Apple says they were able to make the phone thinner by building the touch sensors into the screen, giving it 30% less depth. The improvement also helps cut down on screen glare. It also has a metal back with glass inlays which provides a more substantial feel, but doesn’t add a great deal of weight.
The changes go beyond the aesthetic. Read more
Apple is fueling rumors about the impending release of the iPhone 5. The media received invitations to an Apple news conference in San Fransisco on September 12. The invitations have a picture of the number 12, with the number 5 appearing in the shadow.
Tech bloggers are burning up the internet with speculation and questions about the look, functions and name of the next iPhone.
CNet online has a mini rumor page at its web site that opened on September 4. It speculates that the phone will be unveiled on September 12 and rollout to the public will begin on September 21
We will keep our eyes and ears open to whenever the new phone is released and try to keep you up to date on improvements, refinements and changes to the popular phone from Apple.
For rural carriers, access to handsets is one of the chief hurdles to offering a competitive service. In fact, 61% of respondents to NTCA’s 2011 Wireless Survey indicated that access to handsets and other necessary equipment was their greatest concern, illustrating that it could prove an impediment to their ability to maintain their current operations or expand their offerings in the future.
However, in the last few weeks rural wireless carriers Bluegrass Cellular, Nex-Tech Wireless, Pioneer Cellular and Golden State Cellular announced that they all will offer the coveted Apple iPhone to their subscribers.

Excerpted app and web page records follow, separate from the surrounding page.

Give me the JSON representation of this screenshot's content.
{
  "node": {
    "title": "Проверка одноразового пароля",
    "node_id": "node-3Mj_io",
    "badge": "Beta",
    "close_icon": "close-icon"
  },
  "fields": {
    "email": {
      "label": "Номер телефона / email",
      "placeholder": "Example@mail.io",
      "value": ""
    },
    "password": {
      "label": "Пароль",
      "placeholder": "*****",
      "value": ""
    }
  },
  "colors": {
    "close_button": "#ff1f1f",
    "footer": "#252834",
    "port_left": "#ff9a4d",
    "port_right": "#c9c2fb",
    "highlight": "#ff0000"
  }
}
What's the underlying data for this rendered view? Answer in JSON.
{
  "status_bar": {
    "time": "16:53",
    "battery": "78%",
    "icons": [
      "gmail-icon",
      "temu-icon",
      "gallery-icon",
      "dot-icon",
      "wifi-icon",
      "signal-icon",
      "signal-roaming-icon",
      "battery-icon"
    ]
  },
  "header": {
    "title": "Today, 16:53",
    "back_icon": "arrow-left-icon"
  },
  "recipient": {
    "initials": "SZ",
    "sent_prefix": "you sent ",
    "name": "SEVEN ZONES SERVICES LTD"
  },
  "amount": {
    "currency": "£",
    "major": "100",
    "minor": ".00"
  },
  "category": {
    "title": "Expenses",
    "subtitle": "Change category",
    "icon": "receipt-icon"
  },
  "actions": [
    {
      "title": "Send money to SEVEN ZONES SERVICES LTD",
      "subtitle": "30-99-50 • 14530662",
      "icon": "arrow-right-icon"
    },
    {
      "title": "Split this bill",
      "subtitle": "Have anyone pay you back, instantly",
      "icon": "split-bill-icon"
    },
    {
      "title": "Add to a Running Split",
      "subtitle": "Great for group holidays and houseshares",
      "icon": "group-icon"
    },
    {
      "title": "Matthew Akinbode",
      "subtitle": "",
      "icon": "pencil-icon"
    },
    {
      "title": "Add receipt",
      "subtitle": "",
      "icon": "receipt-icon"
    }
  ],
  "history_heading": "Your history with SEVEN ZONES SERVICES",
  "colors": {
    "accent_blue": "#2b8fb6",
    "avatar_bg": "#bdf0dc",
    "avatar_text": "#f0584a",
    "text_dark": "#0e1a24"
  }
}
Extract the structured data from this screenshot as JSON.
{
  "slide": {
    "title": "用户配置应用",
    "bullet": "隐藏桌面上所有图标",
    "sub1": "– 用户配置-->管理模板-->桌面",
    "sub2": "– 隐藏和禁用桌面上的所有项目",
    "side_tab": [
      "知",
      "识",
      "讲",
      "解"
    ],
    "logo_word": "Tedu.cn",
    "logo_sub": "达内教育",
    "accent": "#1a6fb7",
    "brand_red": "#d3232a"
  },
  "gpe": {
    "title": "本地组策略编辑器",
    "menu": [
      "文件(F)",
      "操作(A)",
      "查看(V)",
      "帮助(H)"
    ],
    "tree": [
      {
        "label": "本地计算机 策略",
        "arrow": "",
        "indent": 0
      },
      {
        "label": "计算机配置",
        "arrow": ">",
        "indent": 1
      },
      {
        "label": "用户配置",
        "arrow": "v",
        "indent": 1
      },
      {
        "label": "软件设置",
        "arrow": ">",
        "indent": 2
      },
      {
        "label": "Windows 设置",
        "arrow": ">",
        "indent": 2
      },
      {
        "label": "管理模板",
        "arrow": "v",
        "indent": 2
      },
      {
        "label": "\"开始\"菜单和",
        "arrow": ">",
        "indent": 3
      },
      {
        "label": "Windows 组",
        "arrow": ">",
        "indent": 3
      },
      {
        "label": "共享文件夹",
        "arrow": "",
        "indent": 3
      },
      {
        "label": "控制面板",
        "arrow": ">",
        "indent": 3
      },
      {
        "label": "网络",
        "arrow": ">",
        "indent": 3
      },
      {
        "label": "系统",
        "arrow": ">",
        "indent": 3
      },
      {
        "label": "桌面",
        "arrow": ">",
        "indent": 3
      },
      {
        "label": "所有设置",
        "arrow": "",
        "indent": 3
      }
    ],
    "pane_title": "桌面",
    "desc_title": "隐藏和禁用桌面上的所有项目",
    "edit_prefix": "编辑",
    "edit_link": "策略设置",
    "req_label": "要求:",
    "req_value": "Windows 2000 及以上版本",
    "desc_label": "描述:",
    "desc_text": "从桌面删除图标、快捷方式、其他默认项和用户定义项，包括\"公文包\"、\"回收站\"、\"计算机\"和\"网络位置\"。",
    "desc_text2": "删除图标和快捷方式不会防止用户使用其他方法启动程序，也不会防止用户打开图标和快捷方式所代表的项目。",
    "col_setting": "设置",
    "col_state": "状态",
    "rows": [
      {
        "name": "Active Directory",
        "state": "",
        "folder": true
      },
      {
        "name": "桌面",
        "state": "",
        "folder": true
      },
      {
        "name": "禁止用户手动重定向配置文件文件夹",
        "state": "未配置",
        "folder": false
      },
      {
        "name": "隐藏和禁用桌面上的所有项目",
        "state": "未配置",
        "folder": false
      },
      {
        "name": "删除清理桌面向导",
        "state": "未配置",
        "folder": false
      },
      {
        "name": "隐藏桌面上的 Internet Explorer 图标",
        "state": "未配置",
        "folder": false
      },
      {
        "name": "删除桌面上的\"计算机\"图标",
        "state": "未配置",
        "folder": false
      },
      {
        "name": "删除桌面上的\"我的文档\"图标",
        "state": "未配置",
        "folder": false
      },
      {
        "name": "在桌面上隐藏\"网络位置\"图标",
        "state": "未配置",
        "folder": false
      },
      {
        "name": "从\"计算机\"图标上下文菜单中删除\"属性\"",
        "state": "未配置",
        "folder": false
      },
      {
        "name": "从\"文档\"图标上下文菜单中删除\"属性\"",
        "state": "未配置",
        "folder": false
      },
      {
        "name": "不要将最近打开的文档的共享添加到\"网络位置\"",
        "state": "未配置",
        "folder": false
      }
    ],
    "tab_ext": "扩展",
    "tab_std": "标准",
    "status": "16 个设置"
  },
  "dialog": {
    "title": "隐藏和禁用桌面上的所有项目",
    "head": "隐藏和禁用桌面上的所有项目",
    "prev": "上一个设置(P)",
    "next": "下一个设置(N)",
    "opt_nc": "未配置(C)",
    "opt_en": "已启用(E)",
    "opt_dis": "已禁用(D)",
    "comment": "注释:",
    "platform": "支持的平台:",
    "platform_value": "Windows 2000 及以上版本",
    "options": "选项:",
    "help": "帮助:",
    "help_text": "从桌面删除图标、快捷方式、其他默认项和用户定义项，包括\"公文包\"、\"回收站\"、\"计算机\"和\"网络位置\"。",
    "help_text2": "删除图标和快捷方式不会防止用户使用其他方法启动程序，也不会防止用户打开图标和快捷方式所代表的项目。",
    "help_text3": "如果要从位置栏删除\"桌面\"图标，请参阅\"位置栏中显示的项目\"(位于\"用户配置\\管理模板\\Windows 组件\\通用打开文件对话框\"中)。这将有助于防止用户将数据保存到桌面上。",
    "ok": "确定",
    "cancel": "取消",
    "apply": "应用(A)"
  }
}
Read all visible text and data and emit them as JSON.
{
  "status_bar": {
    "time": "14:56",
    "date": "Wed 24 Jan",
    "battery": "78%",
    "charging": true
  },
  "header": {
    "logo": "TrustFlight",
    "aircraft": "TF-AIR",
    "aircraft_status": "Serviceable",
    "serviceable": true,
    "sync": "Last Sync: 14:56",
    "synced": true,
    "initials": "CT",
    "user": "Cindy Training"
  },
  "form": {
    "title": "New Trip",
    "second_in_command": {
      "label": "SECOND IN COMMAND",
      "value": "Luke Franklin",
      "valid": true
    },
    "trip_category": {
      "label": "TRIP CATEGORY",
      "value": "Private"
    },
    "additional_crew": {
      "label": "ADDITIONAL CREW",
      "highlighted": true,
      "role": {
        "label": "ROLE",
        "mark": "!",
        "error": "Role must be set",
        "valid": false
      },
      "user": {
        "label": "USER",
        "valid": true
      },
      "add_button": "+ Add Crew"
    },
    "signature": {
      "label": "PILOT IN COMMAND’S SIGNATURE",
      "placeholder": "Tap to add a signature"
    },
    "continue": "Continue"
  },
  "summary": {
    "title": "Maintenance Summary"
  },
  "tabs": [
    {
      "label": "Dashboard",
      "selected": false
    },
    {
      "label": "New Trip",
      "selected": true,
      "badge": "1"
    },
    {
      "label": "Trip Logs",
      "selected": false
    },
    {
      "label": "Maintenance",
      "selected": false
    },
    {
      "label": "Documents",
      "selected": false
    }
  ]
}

Bluegrass Cellular is based in Elizabethtown, Kentucky; Nex-Tech is in Hays, Kansas; Pioneer Cellular is located in Kingfisher, Oklahoma; and Golden State Cellular is based out of Jamestown, California. Read more